Fight is over?
There is indeed a “tiny minority” in Ilocos Norte backing Robredo and Pangilinan, one that’s matched with the establishment of a Leni-Kiko volunteer center in Vigan, capital of neighboring Ilocos Sur.
But it looks like an uphill climb for now.
Governor Ryan Singson and his father political kingpin, Narvacan Mayor Chavit Singson, took Marcos and Duterte to meet mayors and other local officials on February 18, before heading to Narvacan for a jampacked program.

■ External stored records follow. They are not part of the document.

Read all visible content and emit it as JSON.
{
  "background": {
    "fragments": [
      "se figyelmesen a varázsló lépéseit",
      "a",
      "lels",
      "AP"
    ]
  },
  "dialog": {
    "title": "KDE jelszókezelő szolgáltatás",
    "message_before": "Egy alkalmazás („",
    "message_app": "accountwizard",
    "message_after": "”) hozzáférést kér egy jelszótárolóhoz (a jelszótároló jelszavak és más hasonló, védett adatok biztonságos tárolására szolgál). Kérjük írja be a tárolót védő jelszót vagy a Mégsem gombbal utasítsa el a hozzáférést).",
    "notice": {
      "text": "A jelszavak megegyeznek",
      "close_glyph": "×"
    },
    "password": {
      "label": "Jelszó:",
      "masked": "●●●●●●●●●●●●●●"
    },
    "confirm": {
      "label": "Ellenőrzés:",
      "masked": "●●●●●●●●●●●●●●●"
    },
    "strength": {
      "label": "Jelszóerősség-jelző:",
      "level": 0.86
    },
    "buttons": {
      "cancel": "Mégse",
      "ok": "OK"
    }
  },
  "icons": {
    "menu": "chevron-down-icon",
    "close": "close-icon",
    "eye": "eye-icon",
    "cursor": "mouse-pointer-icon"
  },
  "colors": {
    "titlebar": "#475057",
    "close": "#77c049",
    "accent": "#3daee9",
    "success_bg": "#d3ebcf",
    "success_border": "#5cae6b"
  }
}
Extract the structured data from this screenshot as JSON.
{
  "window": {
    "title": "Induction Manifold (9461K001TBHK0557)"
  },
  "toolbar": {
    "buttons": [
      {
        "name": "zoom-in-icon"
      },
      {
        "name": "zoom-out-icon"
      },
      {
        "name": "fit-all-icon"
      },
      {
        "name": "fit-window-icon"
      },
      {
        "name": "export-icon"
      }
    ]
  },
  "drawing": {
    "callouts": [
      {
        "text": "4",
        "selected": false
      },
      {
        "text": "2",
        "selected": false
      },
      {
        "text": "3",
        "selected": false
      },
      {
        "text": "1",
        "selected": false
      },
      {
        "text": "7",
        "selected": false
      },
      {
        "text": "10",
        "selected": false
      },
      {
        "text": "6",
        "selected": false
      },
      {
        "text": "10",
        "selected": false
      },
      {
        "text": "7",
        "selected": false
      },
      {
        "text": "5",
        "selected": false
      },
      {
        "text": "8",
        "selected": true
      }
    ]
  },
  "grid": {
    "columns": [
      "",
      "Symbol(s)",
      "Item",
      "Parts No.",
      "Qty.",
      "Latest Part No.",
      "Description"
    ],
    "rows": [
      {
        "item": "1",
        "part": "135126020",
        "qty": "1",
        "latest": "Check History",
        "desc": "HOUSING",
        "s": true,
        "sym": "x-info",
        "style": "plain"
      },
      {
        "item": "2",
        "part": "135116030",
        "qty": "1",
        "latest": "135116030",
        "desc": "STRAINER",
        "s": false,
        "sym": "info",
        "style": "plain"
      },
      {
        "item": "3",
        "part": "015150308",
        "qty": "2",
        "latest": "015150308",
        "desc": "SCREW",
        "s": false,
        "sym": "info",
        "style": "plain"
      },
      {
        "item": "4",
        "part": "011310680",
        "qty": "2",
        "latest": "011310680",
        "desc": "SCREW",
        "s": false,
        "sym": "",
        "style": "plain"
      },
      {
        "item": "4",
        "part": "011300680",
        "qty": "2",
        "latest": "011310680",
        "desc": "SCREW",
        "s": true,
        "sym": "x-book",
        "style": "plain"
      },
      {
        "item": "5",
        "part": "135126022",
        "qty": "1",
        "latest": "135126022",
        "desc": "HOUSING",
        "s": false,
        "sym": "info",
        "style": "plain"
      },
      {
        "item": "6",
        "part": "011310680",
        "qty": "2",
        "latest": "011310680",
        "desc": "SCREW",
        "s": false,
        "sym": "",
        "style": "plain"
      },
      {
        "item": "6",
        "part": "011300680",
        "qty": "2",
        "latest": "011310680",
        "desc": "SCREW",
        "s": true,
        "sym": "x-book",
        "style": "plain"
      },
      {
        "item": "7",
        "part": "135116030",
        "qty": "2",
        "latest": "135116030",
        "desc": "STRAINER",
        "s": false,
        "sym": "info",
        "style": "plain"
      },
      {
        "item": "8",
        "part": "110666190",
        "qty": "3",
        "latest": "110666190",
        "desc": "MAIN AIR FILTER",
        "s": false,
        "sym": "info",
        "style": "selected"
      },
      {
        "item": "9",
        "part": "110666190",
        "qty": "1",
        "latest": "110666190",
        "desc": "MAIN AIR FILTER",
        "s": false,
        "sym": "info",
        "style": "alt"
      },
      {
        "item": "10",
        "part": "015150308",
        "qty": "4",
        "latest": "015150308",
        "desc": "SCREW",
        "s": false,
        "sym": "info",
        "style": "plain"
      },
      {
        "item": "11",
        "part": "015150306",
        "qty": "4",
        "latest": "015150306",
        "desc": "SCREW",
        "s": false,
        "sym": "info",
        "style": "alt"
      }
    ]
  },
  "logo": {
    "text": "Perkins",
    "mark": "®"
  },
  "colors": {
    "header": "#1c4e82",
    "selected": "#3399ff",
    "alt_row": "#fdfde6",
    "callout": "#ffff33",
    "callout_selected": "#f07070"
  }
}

Missing in the Narvacan rally was Chavit Singson’s vice mayor, Pablito Sanidad, former president of the Free Legal Assistance Group (FLAG) now led by lawyer Chel Diokno of the Robredo-Pangilinan slate. Sanidad belongs to a family of lawyers who fought Martial Law, and he was actually one of the first to challenge Martial Law in the Supreme Court.
Chavit Singson said they could deliver 90% of Ilocos to Marcos and Duterte, with the help of nostalgic campaigning that buries the horrors of Martial Law. The older Singson falsely claimed that “noong panahon ni Apo Marcos, wala namang pinapatay sa Malacañang (during the time of the elder Marcos, no one was ordered killed in Malacañang).”
Sara’s own grandmother actually fought Martial Law, a dark period from 1972 to 1981, when 70,000 were detained, 34,000 were tortured, and 3,240 disappeared and presumed to have been killed.
But people we talked to on the streets of Ilocos Sur either do not believe historical facts and court decisions, or justify the dictator Marcos as an inherently rich man whose corruption had something to show for like big buildings and bridges.
In Narvacan, Uniteam senatorial candidate Gilbert Teodoro proclaimed in Ilocano that the voting was just a formality for an inevitable outcome – Marcos as the president come May. Recent surveys pegging him at an unprecedented 60% rating is a boost to that claim.
“Ag-anos tayo laeng, sagmamano nga bulan lang nen, nalpasen apo. Ngem tatta pay laeng apo, nalpasen agsipod ta nanggeg mi ti kiddaw, haan laeng ti ka-ilocan nu di ket amin nga pag-ilian,” Teodoro said during the Narvacan rally on Thursday, February 17.
(Let’s just be patient, a few more months and it’s over. But the fight is over today, since we heard the plea not just of Ilocanos but our other countrymen.)
To Mayor Antonio of Alcala, Cagayan, however, it’s too early to tell. “In 2016, it was also like this. VP Leni came from behind. So I guess the politicians are also being very careful and watching.” – Rappler.com